◆ TASK DIRECTIONS: Please print the full listing below exactly, but not the pictures in it.

◆ RECORDS:
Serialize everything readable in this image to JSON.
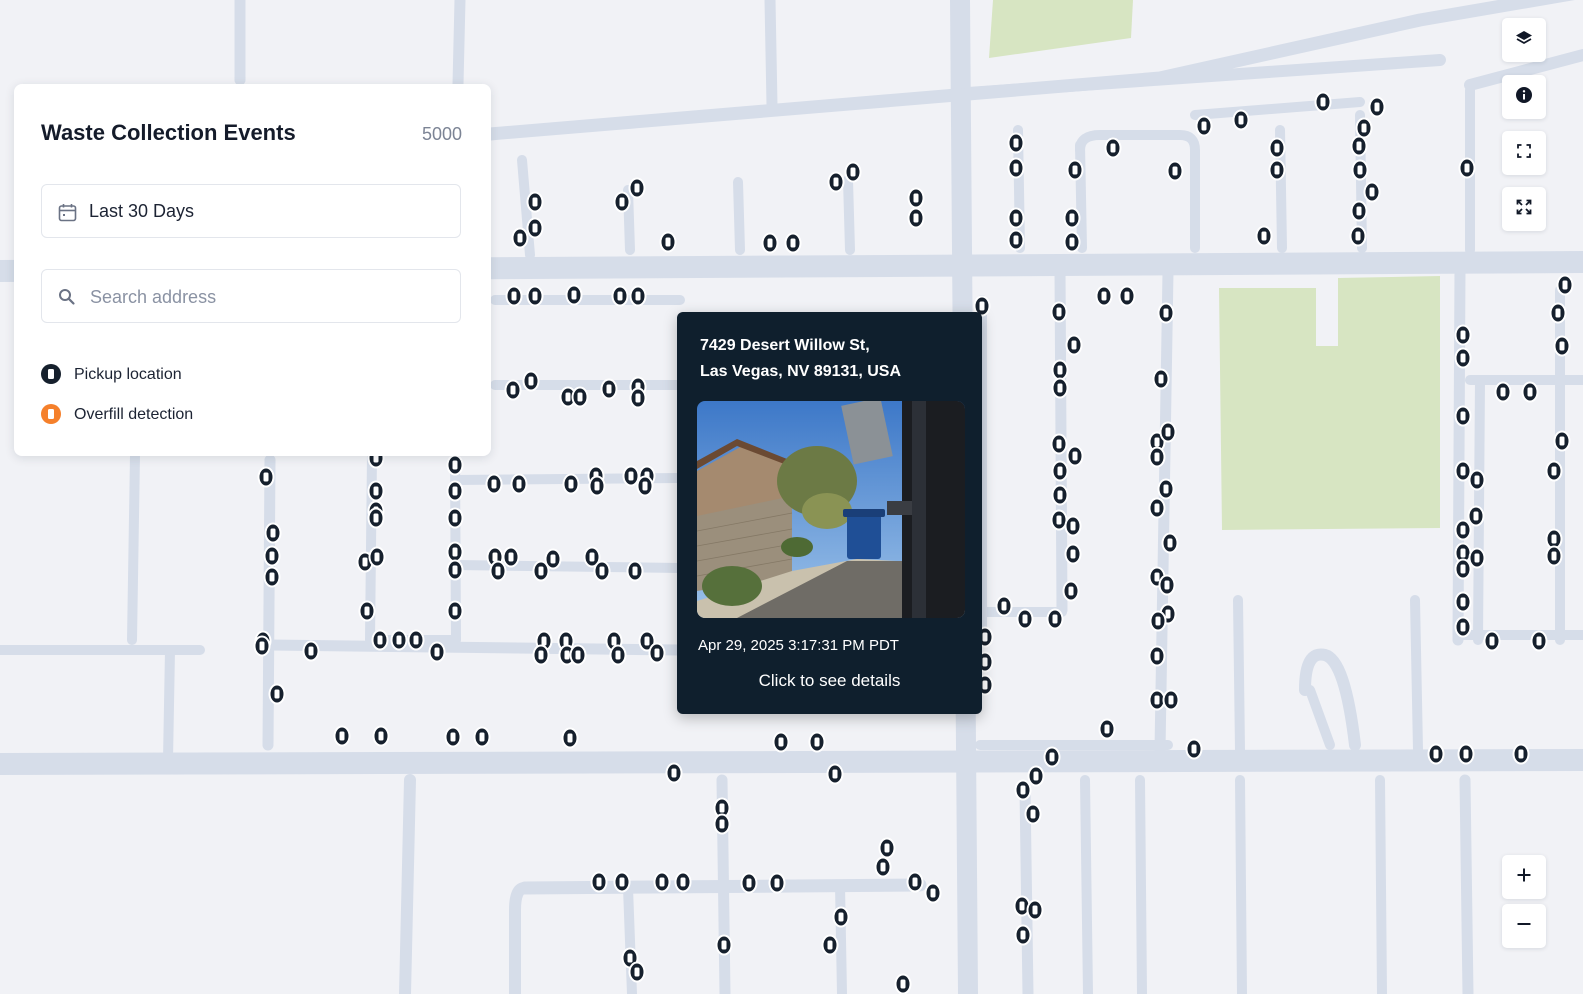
{
  "panel": {
    "title": "Waste Collection Events",
    "count": "5000",
    "date_filter": "Last 30 Days",
    "search_placeholder": "Search address",
    "legend": [
      {
        "label": "Pickup location",
        "color": "#16202d"
      },
      {
        "label": "Overfill detection",
        "color": "#f5802b"
      }
    ]
  },
  "popup": {
    "address_line1": "7429 Desert Willow St,",
    "address_line2": "Las Vegas, NV 89131, USA",
    "timestamp": "Apr 29, 2025 3:17:31 PM PDT",
    "link": "Click to see details"
  },
  "map_controls": [
    {
      "name": "layers-button",
      "icon": "layers-icon"
    },
    {
      "name": "info-button",
      "icon": "info-icon"
    },
    {
      "name": "fit-bounds-button",
      "icon": "fit-bounds-icon"
    },
    {
      "name": "fullscreen-button",
      "icon": "fullscreen-icon"
    }
  ],
  "zoom_controls": [
    {
      "name": "zoom-in-button",
      "icon": "plus-icon"
    },
    {
      "name": "zoom-out-button",
      "icon": "minus-icon"
    }
  ],
  "colors": {
    "map_background": "#f1f2f6",
    "road": "#d6dde9",
    "park": "#d7e5c2",
    "pin": "#16202d",
    "overfill": "#f5802b",
    "popup_background": "#0f1f2d"
  }
}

◆ ANSWER FOR THIS EXERCISE:
Serialize everything readable in this image to JSON.
{
  "panel": {
    "title": "Waste Collection Events",
    "count": "5000",
    "date_filter": "Last 30 Days",
    "search_placeholder": "Search address",
    "legend": [
      {
        "label": "Pickup location",
        "color": "#16202d"
      },
      {
        "label": "Overfill detection",
        "color": "#f5802b"
      }
    ]
  },
  "popup": {
    "address_line1": "7429 Desert Willow St,",
    "address_line2": "Las Vegas, NV 89131, USA",
    "timestamp": "Apr 29, 2025 3:17:31 PM PDT",
    "link": "Click to see details"
  },
  "map_controls": [
    {
      "name": "layers-button",
      "icon": "layers-icon"
    },
    {
      "name": "info-button",
      "icon": "info-icon"
    },
    {
      "name": "fit-bounds-button",
      "icon": "fit-bounds-icon"
    },
    {
      "name": "fullscreen-button",
      "icon": "fullscreen-icon"
    }
  ],
  "zoom_controls": [
    {
      "name": "zoom-in-button",
      "icon": "plus-icon"
    },
    {
      "name": "zoom-out-button",
      "icon": "minus-icon"
    }
  ],
  "colors": {
    "map_background": "#f1f2f6",
    "road": "#d6dde9",
    "park": "#d7e5c2",
    "pin": "#16202d",
    "overfill": "#f5802b",
    "popup_background": "#0f1f2d"
  }
}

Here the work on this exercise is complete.